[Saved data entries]
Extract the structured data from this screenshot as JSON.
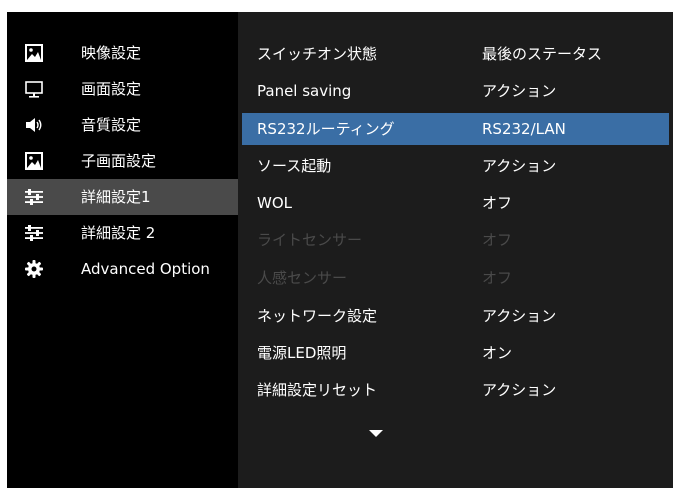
{
  "menu": {
    "items": [
      {
        "label": "映像設定",
        "icon": "picture-icon"
      },
      {
        "label": "画面設定",
        "icon": "monitor-icon"
      },
      {
        "label": "音質設定",
        "icon": "speaker-icon"
      },
      {
        "label": "子画面設定",
        "icon": "pip-picture-icon"
      },
      {
        "label": "詳細設定1",
        "icon": "sliders-icon"
      },
      {
        "label": "詳細設定 2",
        "icon": "sliders-icon"
      },
      {
        "label": "Advanced Option",
        "icon": "gear-icon"
      }
    ],
    "selected_index": 4
  },
  "settings": {
    "rows": [
      {
        "name": "スイッチオン状態",
        "value": "最後のステータス"
      },
      {
        "name": "Panel saving",
        "value": "アクション"
      },
      {
        "name": "RS232ルーティング",
        "value": "RS232/LAN"
      },
      {
        "name": "ソース起動",
        "value": "アクション"
      },
      {
        "name": "WOL",
        "value": "オフ"
      },
      {
        "name": "ライトセンサー",
        "value": "オフ"
      },
      {
        "name": "人感センサー",
        "value": "オフ"
      },
      {
        "name": "ネットワーク設定",
        "value": "アクション"
      },
      {
        "name": "電源LED照明",
        "value": "オン"
      },
      {
        "name": "詳細設定リセット",
        "value": "アクション"
      }
    ],
    "highlight_index": 2,
    "disabled_indices": [
      5,
      6
    ]
  },
  "scroll_indicator_icon": "triangle-down-icon",
  "colors": {
    "background": "#000000",
    "panel": "#1c1c1c",
    "highlight": "#3a6ea5",
    "menu_selected": "#4a4a4a",
    "text": "#ffffff",
    "disabled_text": "#4a4a4a"
  }
}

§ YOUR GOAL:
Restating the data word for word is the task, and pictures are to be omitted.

§ WRITTEN SOLUTION:
Extract the structured data from this screenshot as JSON.
{
  "menu": {
    "items": [
      {
        "label": "映像設定",
        "icon": "picture-icon"
      },
      {
        "label": "画面設定",
        "icon": "monitor-icon"
      },
      {
        "label": "音質設定",
        "icon": "speaker-icon"
      },
      {
        "label": "子画面設定",
        "icon": "pip-picture-icon"
      },
      {
        "label": "詳細設定1",
        "icon": "sliders-icon"
      },
      {
        "label": "詳細設定 2",
        "icon": "sliders-icon"
      },
      {
        "label": "Advanced Option",
        "icon": "gear-icon"
      }
    ],
    "selected_index": 4
  },
  "settings": {
    "rows": [
      {
        "name": "スイッチオン状態",
        "value": "最後のステータス"
      },
      {
        "name": "Panel saving",
        "value": "アクション"
      },
      {
        "name": "RS232ルーティング",
        "value": "RS232/LAN"
      },
      {
        "name": "ソース起動",
        "value": "アクション"
      },
      {
        "name": "WOL",
        "value": "オフ"
      },
      {
        "name": "ライトセンサー",
        "value": "オフ"
      },
      {
        "name": "人感センサー",
        "value": "オフ"
      },
      {
        "name": "ネットワーク設定",
        "value": "アクション"
      },
      {
        "name": "電源LED照明",
        "value": "オン"
      },
      {
        "name": "詳細設定リセット",
        "value": "アクション"
      }
    ],
    "highlight_index": 2,
    "disabled_indices": [
      5,
      6
    ]
  },
  "scroll_indicator_icon": "triangle-down-icon",
  "colors": {
    "background": "#000000",
    "panel": "#1c1c1c",
    "highlight": "#3a6ea5",
    "menu_selected": "#4a4a4a",
    "text": "#ffffff",
    "disabled_text": "#4a4a4a"
  }
}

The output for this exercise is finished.